■ TASK ITEM
Images are to be skipped; everything else in the records must be repeated exactly.

SUPPLIED DATA Block Start

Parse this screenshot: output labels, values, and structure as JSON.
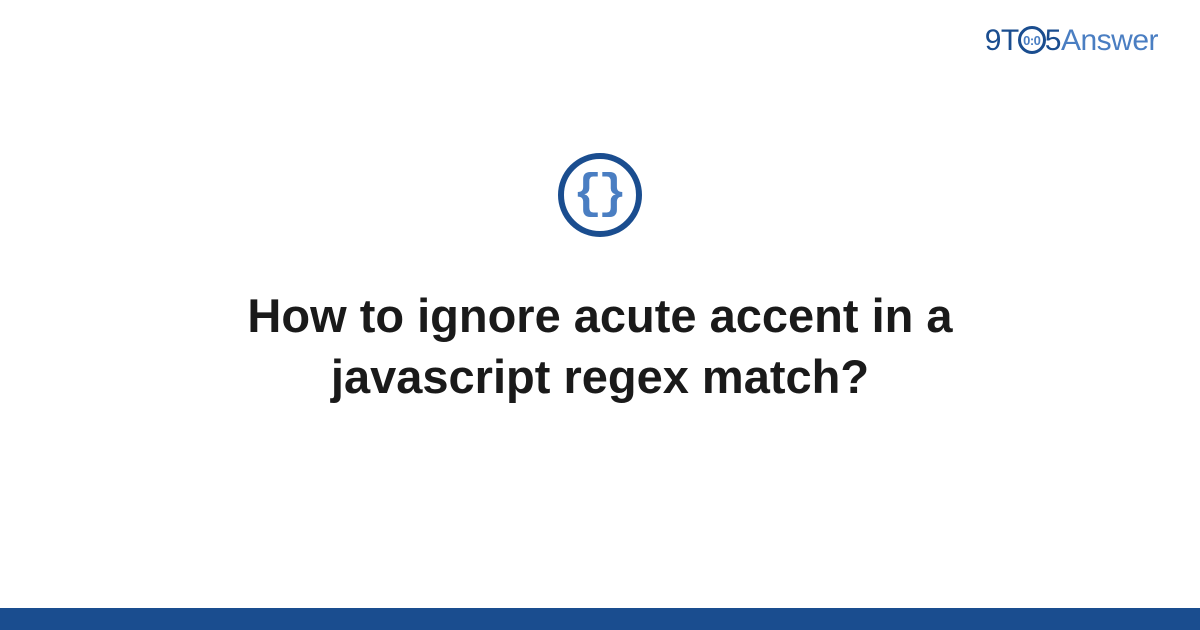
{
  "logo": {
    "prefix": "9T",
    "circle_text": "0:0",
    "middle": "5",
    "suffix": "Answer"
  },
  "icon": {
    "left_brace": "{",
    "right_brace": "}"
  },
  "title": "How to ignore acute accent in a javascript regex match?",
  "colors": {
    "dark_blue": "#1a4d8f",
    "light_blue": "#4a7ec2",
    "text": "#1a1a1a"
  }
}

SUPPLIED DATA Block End

■ ANSWER
Parse this screenshot: output labels, values, and structure as JSON.
{
  "logo": {
    "prefix": "9T",
    "circle_text": "0:0",
    "middle": "5",
    "suffix": "Answer"
  },
  "icon": {
    "left_brace": "{",
    "right_brace": "}"
  },
  "title": "How to ignore acute accent in a javascript regex match?",
  "colors": {
    "dark_blue": "#1a4d8f",
    "light_blue": "#4a7ec2",
    "text": "#1a1a1a"
  }
}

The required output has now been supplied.